Recipe Roundup: A jolly holiday with Molly (Yeh)!
by Cally Peterson
Photo courtesy Food Network
When latkes and lefse show up at the same holiday party, you might be in Molly Yeh’s farmhouse.
Yeh grew up in Chicago, but found her way to a farm on the Minnesota-North Dakota border, by way of New York City.
“I grew up in a household full of good food and good music! My mom is a really great cook and baker, and my dad is a musician,” Yeh says.
Yeh, like her father, got the music gene. She moved to New York to study percussion at The Juilliard School, a premier conservatory for the arts. There, she met a farm kid from rural East Grand Forks, Minn., who was equally good at the trombone.
Later, the pair married and began their life together.
“After graduation, we were ready to leave New York and Nick (Hagen, Yeh’s husband) brought up the idea of moving back to his hometown,” Yeh recalls.
After spending most of her life living in big cities, Yeh relished the idea of farm life. And so, the couple packed up their belongings and headed west, leaving New York pizza and bagels in their rearview.
GIRL MEETS FARM
While in college, Yeh started a food blog, called “My Name is Yeh,” putting her passion for food and baking, like her mother, to work. The success of Yeh’s blog opened other doors. She wrote a cookbook, “Molly on the Range,” which led to the 2018 launch of her own television show on Food Network, “Girl Meets Farm.”
“Girl Meets Farm” takes viewers inside Yeh’s farmhouse kitchen, where she makes food that connects her Jewish and Chinese heritage to life on a Midwestern farm.
“I love cooking the food from my Chinese and Jewish heritage, and I also enjoy learning about food in the Upper Midwest,” Yeh says. Hotdish and cookie salad are among her favorites. “I love Midwest cuisine and living on a farm. I love having my own garden and eggs from my chickens, an apple tree and a rhubarb patch.”
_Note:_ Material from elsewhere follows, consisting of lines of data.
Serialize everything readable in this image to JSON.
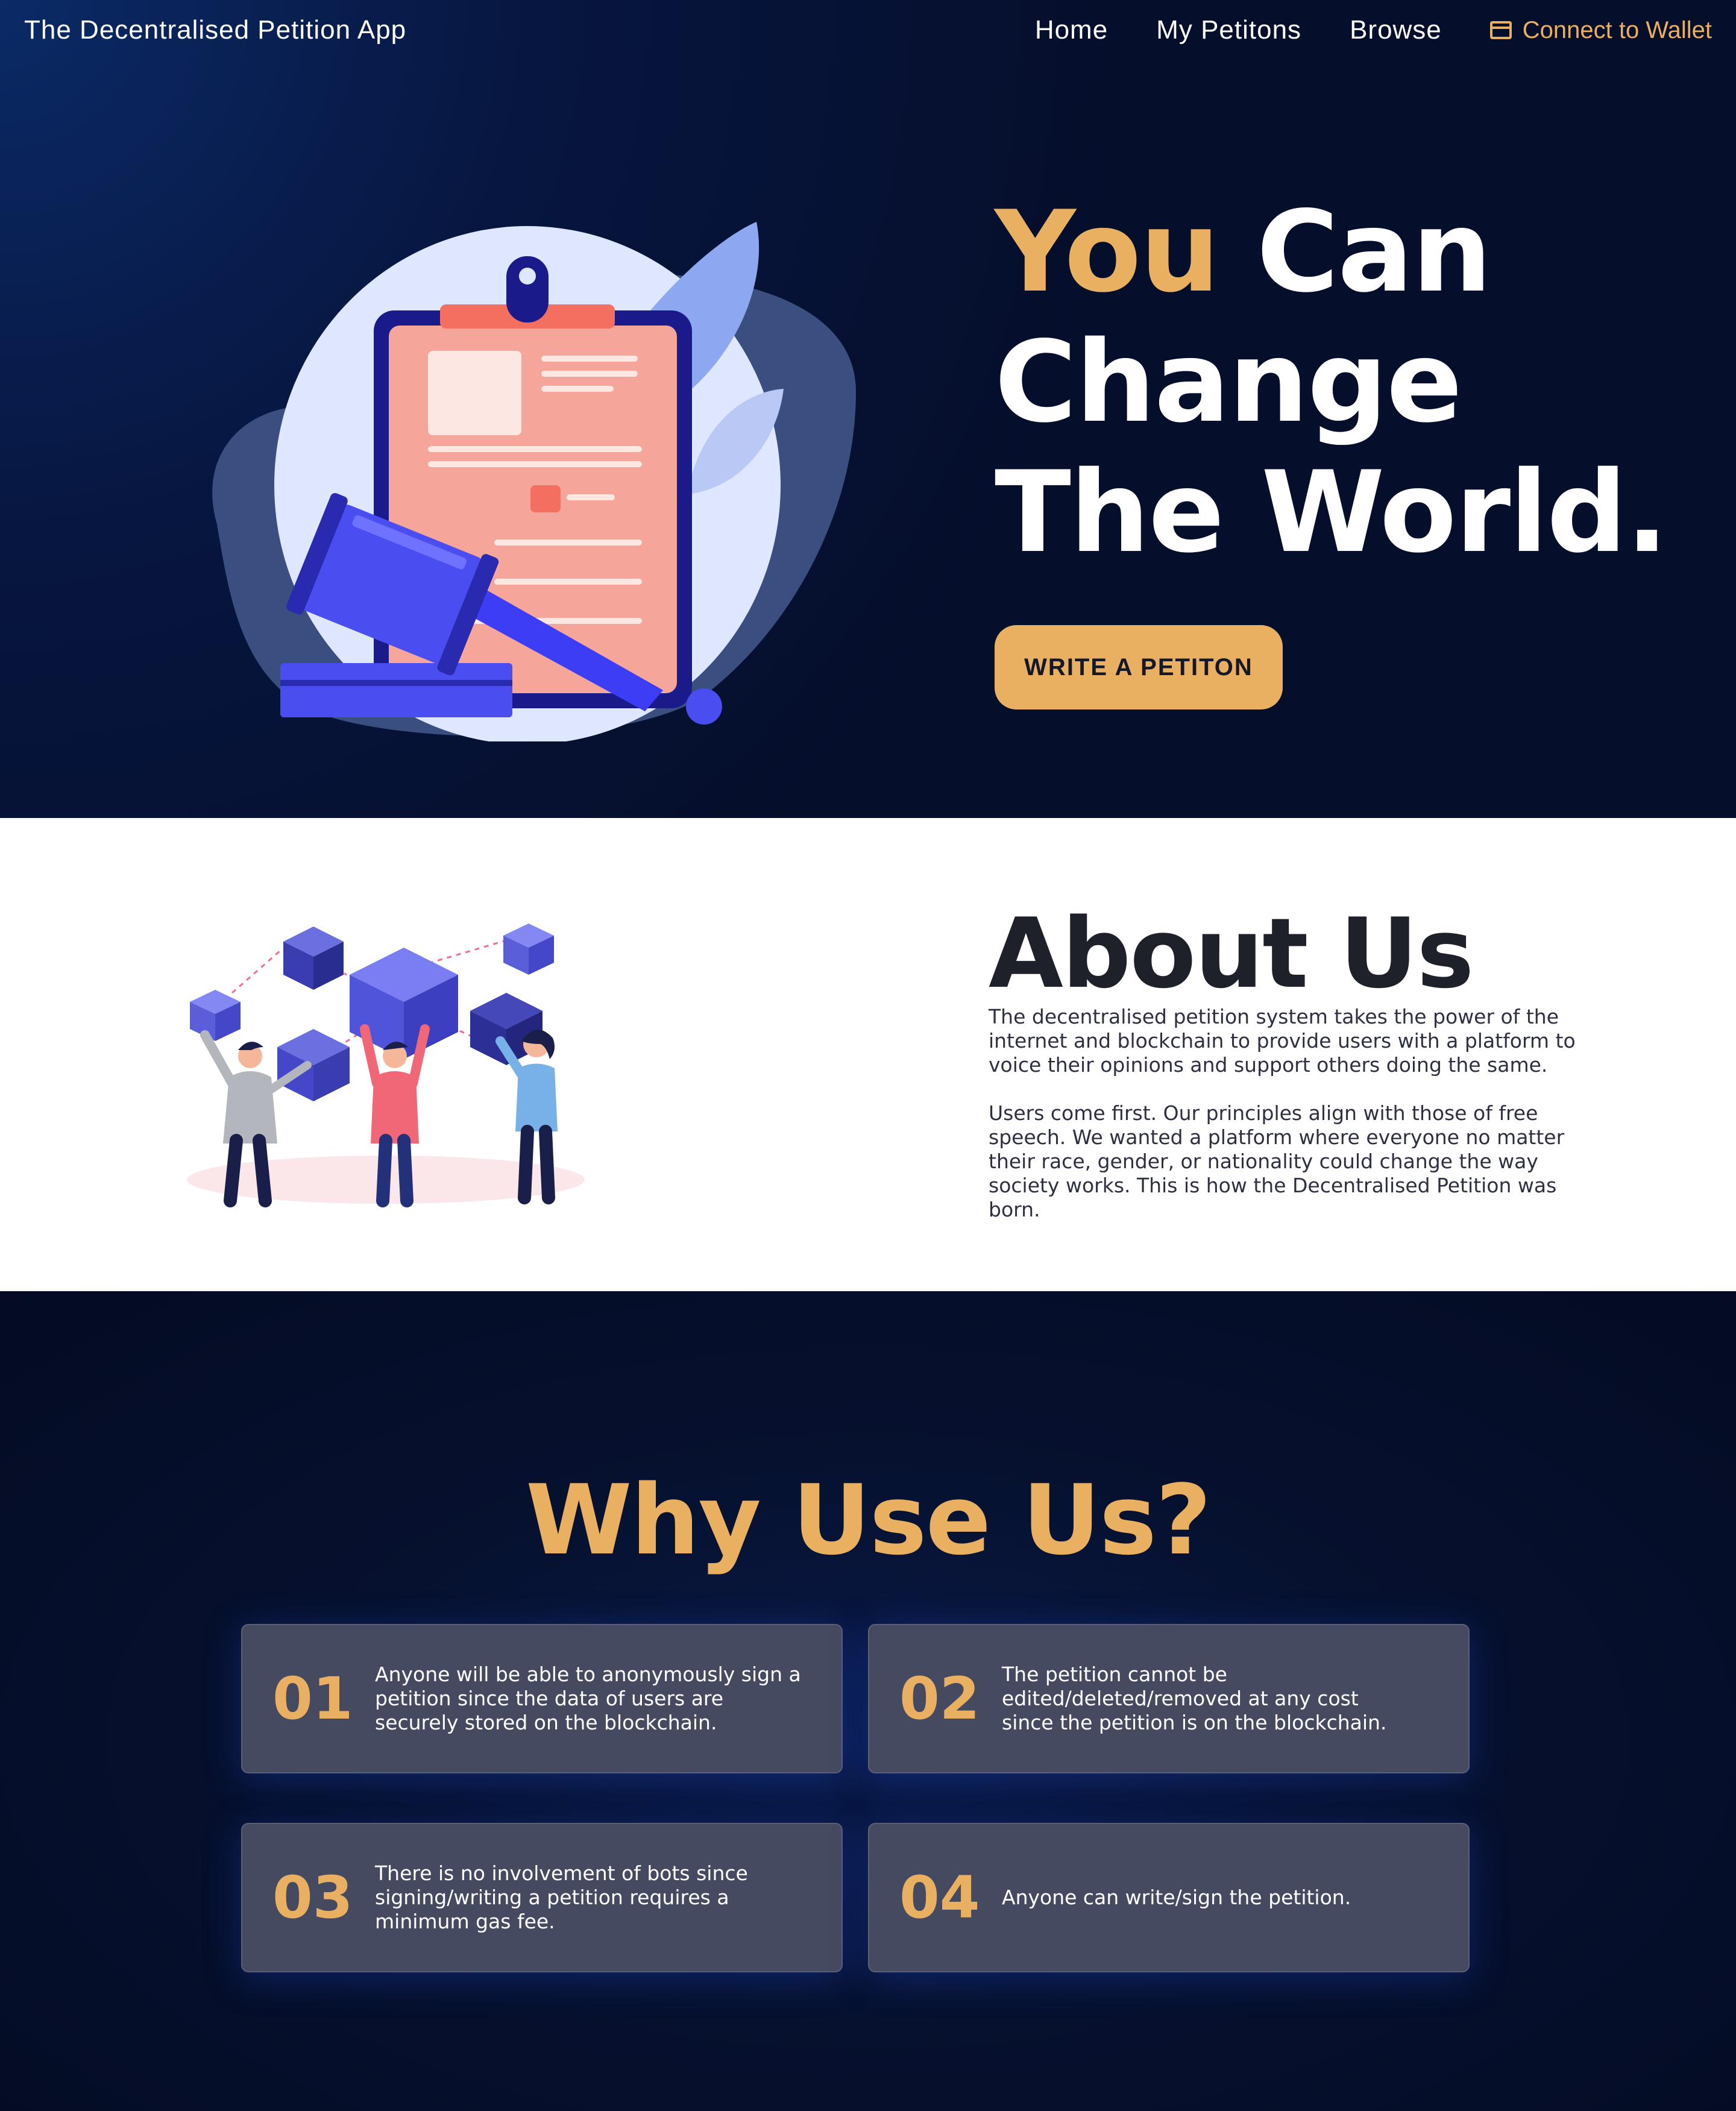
{
  "navbar": {
    "brand": "The Decentralised Petition App",
    "links": [
      "Home",
      "My Petitons",
      "Browse"
    ],
    "wallet_label": "Connect to Wallet"
  },
  "hero": {
    "title_accent": "You",
    "title_line1_rest": " Can",
    "title_line2": "Change",
    "title_line3": "The World.",
    "cta_label": "WRITE A PETITON"
  },
  "about": {
    "title": "About Us",
    "paragraphs": [
      "The decentralised petition system takes the power of the internet and blockchain to provide users with a platform to voice their opinions and support others doing the same.",
      "Users come first. Our principles align with those of free speech. We wanted a platform where everyone no matter their race, gender, or nationality could change the way society works. This is how the Decentralised Petition was born."
    ]
  },
  "why": {
    "title": "Why Use Us?",
    "cards": [
      {
        "number": "01",
        "text": "Anyone will be able to anonymously sign a petition since the data of users are securely stored on the blockchain."
      },
      {
        "number": "02",
        "text": "The petition cannot be edited/deleted/removed at any cost since the petition is on the blockchain."
      },
      {
        "number": "03",
        "text": "There is no involvement of bots since signing/writing a petition requires a minimum gas fee."
      },
      {
        "number": "04",
        "text": "Anyone can write/sign the petition."
      }
    ]
  },
  "colors": {
    "accent": "#e9b062",
    "dark_background": "#050e2a",
    "card_background": "#454a61"
  }
}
In addition to Yeh’s farm-fresh produce, Hagen and his dad also raise sugar beets, wheat and soybeans on the same land that was worked 140 years ago by Hagen’s great-great grandfather, who immigrated from Norway.
“I’ve been here for six years now and I still love it,” Yeh says.
Yeh and Hagen have honored their diverse heritage through a blending of traditions, celebrating Christmas, Hanukkah and three New Years! The food on the table is representative of that diversity.
“Food is one of those universal things that ties people together, especially around the holidays. We always have a Christmas and Hanukkah party, and we’re sure to include latkes and my new favorite, lefse – two potato pancakes that are so different and both so delicious,” Yeh says.
The December holiday season, complete with snow, coziness and Christmas movies, is Yeh’s favorite time of year. This year, she will get to share her holiday traditions with someone new: her 8-month-old daughter, Bernadette Rosemary Yeh Hagen.
“I can’t wait to build gingerbread houses with her and also make latkes for Hanukkah!” Yeh says.
Perhaps someday, for Bernadette, the holidays will mean latkes, lefse and gingerbread farms, too.
Watch Yeh Sundays at 10 a.m. on Food Network or follow her blog online at www.mynameisyeh.com.
“Brisket is traditionally the centerpiece of any Jewish holiday. It’s such a delicious, hearty cut of meat that slow cooks and makes the house smell delicious,” Yeh says.
1 (3 lb.) brisket
Season both sides of brisket with salt and pepper.
MOLLY’S NOTE: As a slow cooker alternative, cook everything in a covered baking dish or Dutch oven in a 325-degree oven until very tender, 3 to 4 hours.
“Rugelach is a traditional Jewish cookie that is made by making a flaky pastry and rolling it with different fillings,” Yeh explains. “In this case, I used chocolate, sea salt and tons of sprinkles. What could be better?!”
CHOCOLATE SEA SALT RUGELACH
2½ cups all-purpose flour, plus more for dusting
Cally Peterson is editor of North Dakota Living. She can be reached at firstname.lastname@example.org.